• What the exercise asks: Any picture among the records should be left out, please; retype the rest exactly.

• Information provided:

- - -

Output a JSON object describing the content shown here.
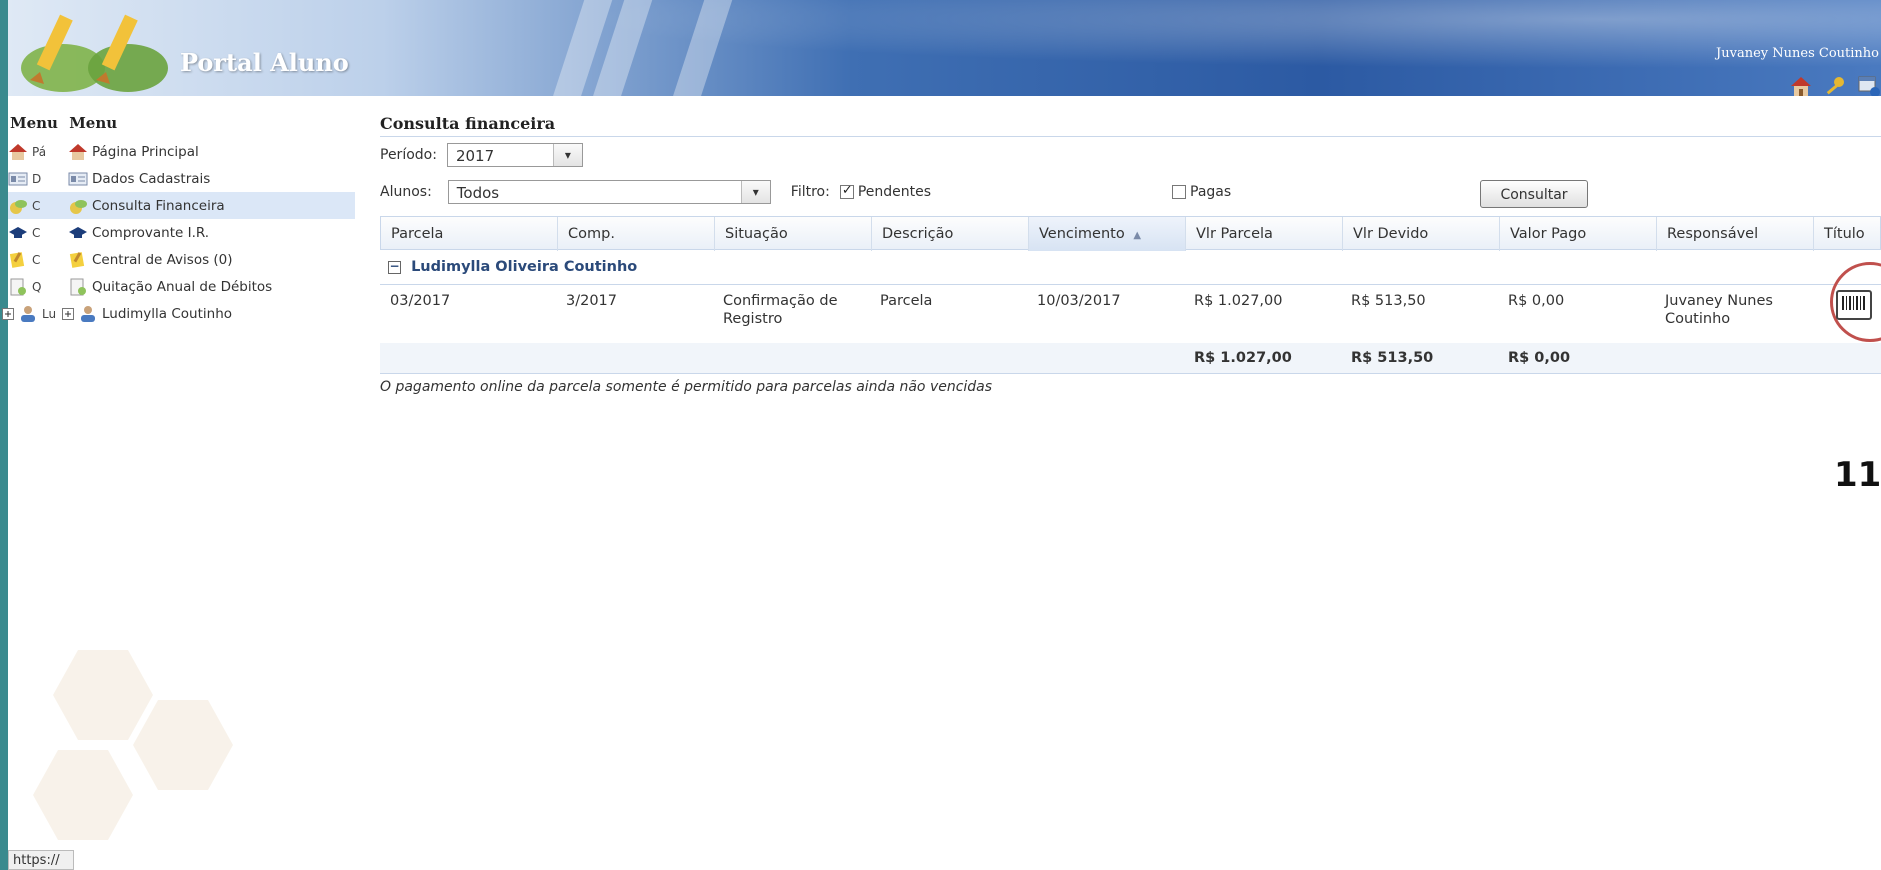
{
  "header": {
    "app_title": "Portal Aluno",
    "user_name": "Juvaney Nunes Coutinho",
    "icons": [
      "home-icon",
      "key-icon",
      "window-icon"
    ]
  },
  "sidebar": {
    "headers": [
      "Menu",
      "Menu"
    ],
    "items": [
      {
        "abbr": "Pá",
        "label": "Página Principal",
        "icon": "home-icon"
      },
      {
        "abbr": "D",
        "label": "Dados Cadastrais",
        "icon": "id-card-icon"
      },
      {
        "abbr": "C",
        "label": "Consulta Financeira",
        "icon": "money-icon",
        "active": true
      },
      {
        "abbr": "C",
        "label": "Comprovante I.R.",
        "icon": "graduation-cap-icon"
      },
      {
        "abbr": "C",
        "label": "Central de Avisos (0)",
        "icon": "notepad-icon"
      },
      {
        "abbr": "Q",
        "label": "Quitação Anual de Débitos",
        "icon": "document-icon"
      },
      {
        "abbr": "Lu",
        "label": "Ludimylla Coutinho",
        "icon": "user-icon",
        "expandable": true
      }
    ]
  },
  "consulta": {
    "title": "Consulta financeira",
    "periodo_label": "Período:",
    "periodo_value": "2017",
    "alunos_label": "Alunos:",
    "alunos_value": "Todos",
    "filtro_label": "Filtro:",
    "pendentes_label": "Pendentes",
    "pendentes_checked": true,
    "pagas_label": "Pagas",
    "pagas_checked": false,
    "consultar_label": "Consultar"
  },
  "table": {
    "columns": [
      "Parcela",
      "Comp.",
      "Situação",
      "Descrição",
      "Vencimento",
      "Vlr Parcela",
      "Vlr Devido",
      "Valor Pago",
      "Responsável",
      "Título"
    ],
    "sorted_column": "Vencimento",
    "group": "Ludimylla Oliveira Coutinho",
    "rows": [
      {
        "parcela": "03/2017",
        "comp": "3/2017",
        "situacao": "Confirmação de Registro",
        "descricao": "Parcela",
        "vencimento": "10/03/2017",
        "vlr_parcela": "R$ 1.027,00",
        "vlr_devido": "R$ 513,50",
        "valor_pago": "R$ 0,00",
        "responsavel": "Juvaney Nunes Coutinho",
        "titulo_icon": "barcode-icon"
      }
    ],
    "totals": {
      "vlr_parcela": "R$ 1.027,00",
      "vlr_devido": "R$ 513,50",
      "valor_pago": "R$ 0,00"
    },
    "note": "O pagamento online da parcela somente é permitido para parcelas ainda não vencidas"
  },
  "annotation": "11",
  "status_bar": "https://"
}
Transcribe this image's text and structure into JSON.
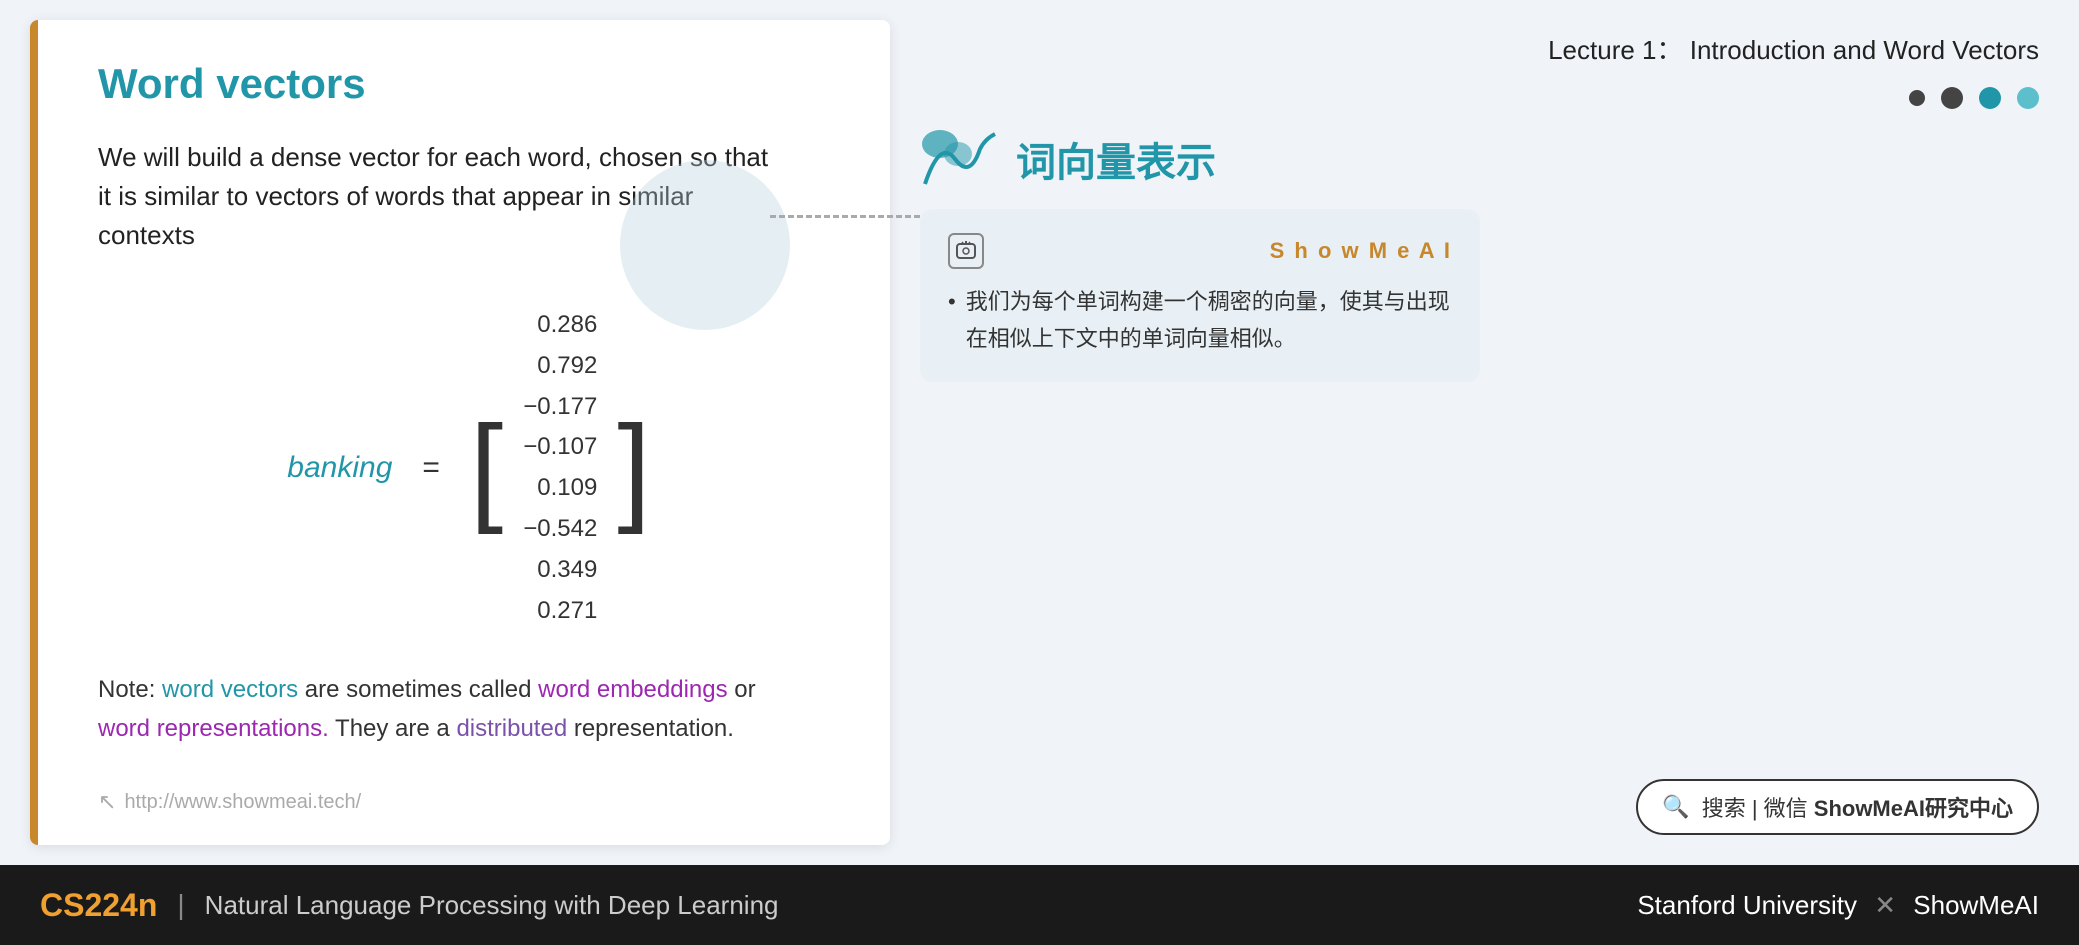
{
  "header": {
    "lecture_title": "Lecture 1： Introduction and Word Vectors"
  },
  "slide": {
    "title": "Word vectors",
    "body_text": "We will build a dense vector for each word, chosen so that it is similar to vectors of words that appear in similar contexts",
    "banking_label": "banking",
    "equals": "=",
    "matrix_values": [
      "0.286",
      "0.792",
      "−0.177",
      "−0.107",
      "0.109",
      "−0.542",
      "0.349",
      "0.271"
    ],
    "note_prefix": "Note: ",
    "note_word_vectors": "word vectors",
    "note_middle": " are sometimes called ",
    "note_word_embeddings": "word embeddings",
    "note_or": " or ",
    "note_word_representations": "word representations.",
    "note_end1": " They are a ",
    "note_distributed": "distributed",
    "note_end2": " representation.",
    "url": "http://www.showmeai.tech/"
  },
  "right_panel": {
    "lecture_title": "Lecture 1： Introduction and Word Vectors",
    "chinese_title": "词向量表示",
    "annotation": {
      "brand": "S h o w M e A I",
      "body": "我们为每个单词构建一个稠密的向量，使其与出现在相似上下文中的单词向量相似。"
    }
  },
  "search_bar": {
    "text": "搜索 | 微信 ",
    "bold_text": "ShowMeAI研究中心"
  },
  "footer": {
    "course_code": "CS224n",
    "divider": "|",
    "subtitle": "Natural Language Processing with Deep Learning",
    "right_text": "Stanford University",
    "x_text": "✕",
    "brand": "ShowMeAI"
  },
  "icons": {
    "search": "🔍",
    "cursor": "↖",
    "ai_symbol": "⊡"
  },
  "dots": [
    {
      "color": "dark",
      "size": "small"
    },
    {
      "color": "teal",
      "size": "normal"
    },
    {
      "color": "teal-light",
      "size": "normal"
    }
  ]
}
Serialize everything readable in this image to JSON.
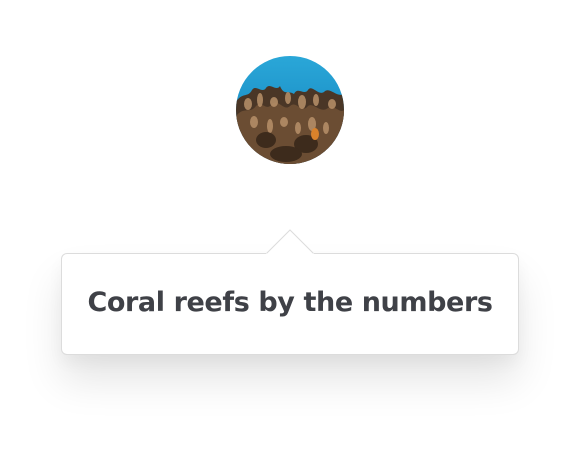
{
  "avatar": {
    "subject": "coral reef photo",
    "colors": {
      "water": "#1f9bd0",
      "coral_dark": "#3b2a1d",
      "coral_light": "#b8916a"
    }
  },
  "tooltip": {
    "title": "Coral reefs by the numbers",
    "text_color": "#3f4147",
    "border_color": "#dcdcdc"
  }
}
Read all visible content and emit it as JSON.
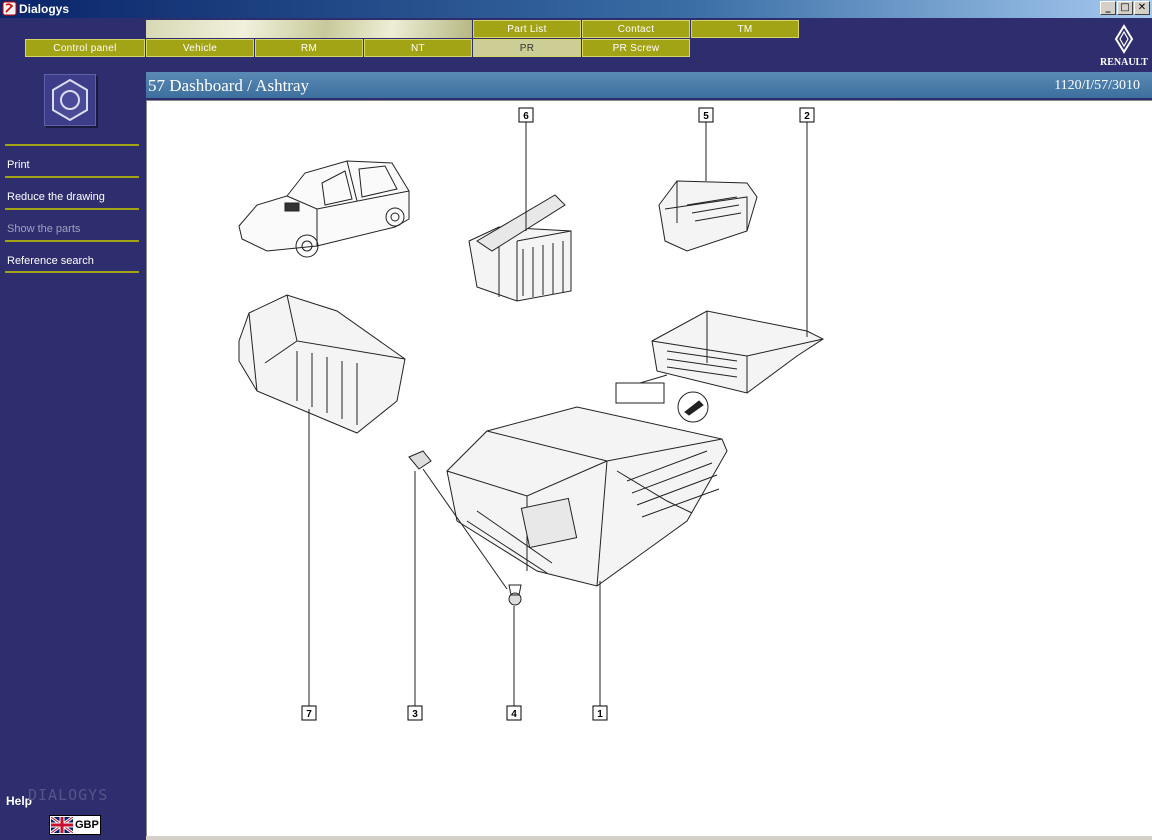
{
  "window": {
    "title": "Dialogys"
  },
  "nav": {
    "top": [
      "Part List",
      "Contact",
      "TM"
    ],
    "main": [
      "Control panel",
      "Vehicle",
      "RM",
      "NT",
      "PR",
      "PR Screw"
    ],
    "active": "PR"
  },
  "brand_logo": "RENAULT",
  "sidebar": {
    "items": [
      {
        "label": "Print"
      },
      {
        "label": "Reduce the drawing"
      },
      {
        "label": "Show the parts"
      },
      {
        "label": "Reference search"
      }
    ],
    "help": "Help",
    "brand": "DIALOGYS",
    "currency": "GBP"
  },
  "page": {
    "title": "57 Dashboard / Ashtray",
    "reference": "1120/I/57/3010"
  },
  "diagram": {
    "callouts": [
      "1",
      "2",
      "3",
      "4",
      "5",
      "6",
      "7"
    ]
  },
  "colors": {
    "frame": "#2e2e6e",
    "nav_button": "#a3a316",
    "nav_active": "#cdcd96",
    "title_bar": "#3d6f9e"
  }
}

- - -

• Exercise solution:
Output a JSON object describing the content shown here.
{
  "header": {
    "app_title": "Portal Aluno",
    "user_name": "Juvaney Nunes Coutinho",
    "icons": [
      "home-icon",
      "key-icon",
      "window-icon"
    ]
  },
  "sidebar": {
    "headers": [
      "Menu",
      "Menu"
    ],
    "items": [
      {
        "abbr": "Pá",
        "label": "Página Principal",
        "icon": "home-icon"
      },
      {
        "abbr": "D",
        "label": "Dados Cadastrais",
        "icon": "id-card-icon"
      },
      {
        "abbr": "C",
        "label": "Consulta Financeira",
        "icon": "money-icon",
        "active": true
      },
      {
        "abbr": "C",
        "label": "Comprovante I.R.",
        "icon": "graduation-cap-icon"
      },
      {
        "abbr": "C",
        "label": "Central de Avisos (0)",
        "icon": "notepad-icon"
      },
      {
        "abbr": "Q",
        "label": "Quitação Anual de Débitos",
        "icon": "document-icon"
      },
      {
        "abbr": "Lu",
        "label": "Ludimylla Coutinho",
        "icon": "user-icon",
        "expandable": true
      }
    ]
  },
  "consulta": {
    "title": "Consulta financeira",
    "periodo_label": "Período:",
    "periodo_value": "2017",
    "alunos_label": "Alunos:",
    "alunos_value": "Todos",
    "filtro_label": "Filtro:",
    "pendentes_label": "Pendentes",
    "pendentes_checked": true,
    "pagas_label": "Pagas",
    "pagas_checked": false,
    "consultar_label": "Consultar"
  },
  "table": {
    "columns": [
      "Parcela",
      "Comp.",
      "Situação",
      "Descrição",
      "Vencimento",
      "Vlr Parcela",
      "Vlr Devido",
      "Valor Pago",
      "Responsável",
      "Título"
    ],
    "sorted_column": "Vencimento",
    "group": "Ludimylla Oliveira Coutinho",
    "rows": [
      {
        "parcela": "03/2017",
        "comp": "3/2017",
        "situacao": "Confirmação de Registro",
        "descricao": "Parcela",
        "vencimento": "10/03/2017",
        "vlr_parcela": "R$ 1.027,00",
        "vlr_devido": "R$ 513,50",
        "valor_pago": "R$ 0,00",
        "responsavel": "Juvaney Nunes Coutinho",
        "titulo_icon": "barcode-icon"
      }
    ],
    "totals": {
      "vlr_parcela": "R$ 1.027,00",
      "vlr_devido": "R$ 513,50",
      "valor_pago": "R$ 0,00"
    },
    "note": "O pagamento online da parcela somente é permitido para parcelas ainda não vencidas"
  },
  "annotation": "11",
  "status_bar": "https://"
}
Transcribe this image's text and structure into JSON.
{
  "header": {
    "lecture_title": "Lecture 1： Introduction and Word Vectors"
  },
  "slide": {
    "title": "Word vectors",
    "body_text": "We will build a dense vector for each word, chosen so that it is similar to vectors of words that appear in similar contexts",
    "banking_label": "banking",
    "equals": "=",
    "matrix_values": [
      "0.286",
      "0.792",
      "−0.177",
      "−0.107",
      "0.109",
      "−0.542",
      "0.349",
      "0.271"
    ],
    "note_prefix": "Note: ",
    "note_word_vectors": "word vectors",
    "note_middle": " are sometimes called ",
    "note_word_embeddings": "word embeddings",
    "note_or": " or ",
    "note_word_representations": "word representations.",
    "note_end1": " They are a ",
    "note_distributed": "distributed",
    "note_end2": " representation.",
    "url": "http://www.showmeai.tech/"
  },
  "right_panel": {
    "lecture_title": "Lecture 1： Introduction and Word Vectors",
    "chinese_title": "词向量表示",
    "annotation": {
      "brand": "S h o w M e A I",
      "body": "我们为每个单词构建一个稠密的向量，使其与出现在相似上下文中的单词向量相似。"
    }
  },
  "search_bar": {
    "text": "搜索 | 微信 ",
    "bold_text": "ShowMeAI研究中心"
  },
  "footer": {
    "course_code": "CS224n",
    "divider": "|",
    "subtitle": "Natural Language Processing with Deep Learning",
    "right_text": "Stanford University",
    "x_text": "✕",
    "brand": "ShowMeAI"
  },
  "icons": {
    "search": "🔍",
    "cursor": "↖",
    "ai_symbol": "⊡"
  },
  "dots": [
    {
      "color": "dark",
      "size": "small"
    },
    {
      "color": "teal",
      "size": "normal"
    },
    {
      "color": "teal-light",
      "size": "normal"
    }
  ]
}
Serialize everything readable in this image to JSON.
{
  "avatar": {
    "subject": "coral reef photo",
    "colors": {
      "water": "#1f9bd0",
      "coral_dark": "#3b2a1d",
      "coral_light": "#b8916a"
    }
  },
  "tooltip": {
    "title": "Coral reefs by the numbers",
    "text_color": "#3f4147",
    "border_color": "#dcdcdc"
  }
}
Read all visible content and emit it as JSON.
{
  "window": {
    "title": "Dialogys"
  },
  "nav": {
    "top": [
      "Part List",
      "Contact",
      "TM"
    ],
    "main": [
      "Control panel",
      "Vehicle",
      "RM",
      "NT",
      "PR",
      "PR Screw"
    ],
    "active": "PR"
  },
  "brand_logo": "RENAULT",
  "sidebar": {
    "items": [
      {
        "label": "Print"
      },
      {
        "label": "Reduce the drawing"
      },
      {
        "label": "Show the parts"
      },
      {
        "label": "Reference search"
      }
    ],
    "help": "Help",
    "brand": "DIALOGYS",
    "currency": "GBP"
  },
  "page": {
    "title": "57 Dashboard / Ashtray",
    "reference": "1120/I/57/3010"
  },
  "diagram": {
    "callouts": [
      "1",
      "2",
      "3",
      "4",
      "5",
      "6",
      "7"
    ]
  },
  "colors": {
    "frame": "#2e2e6e",
    "nav_button": "#a3a316",
    "nav_active": "#cdcd96",
    "title_bar": "#3d6f9e"
  }
}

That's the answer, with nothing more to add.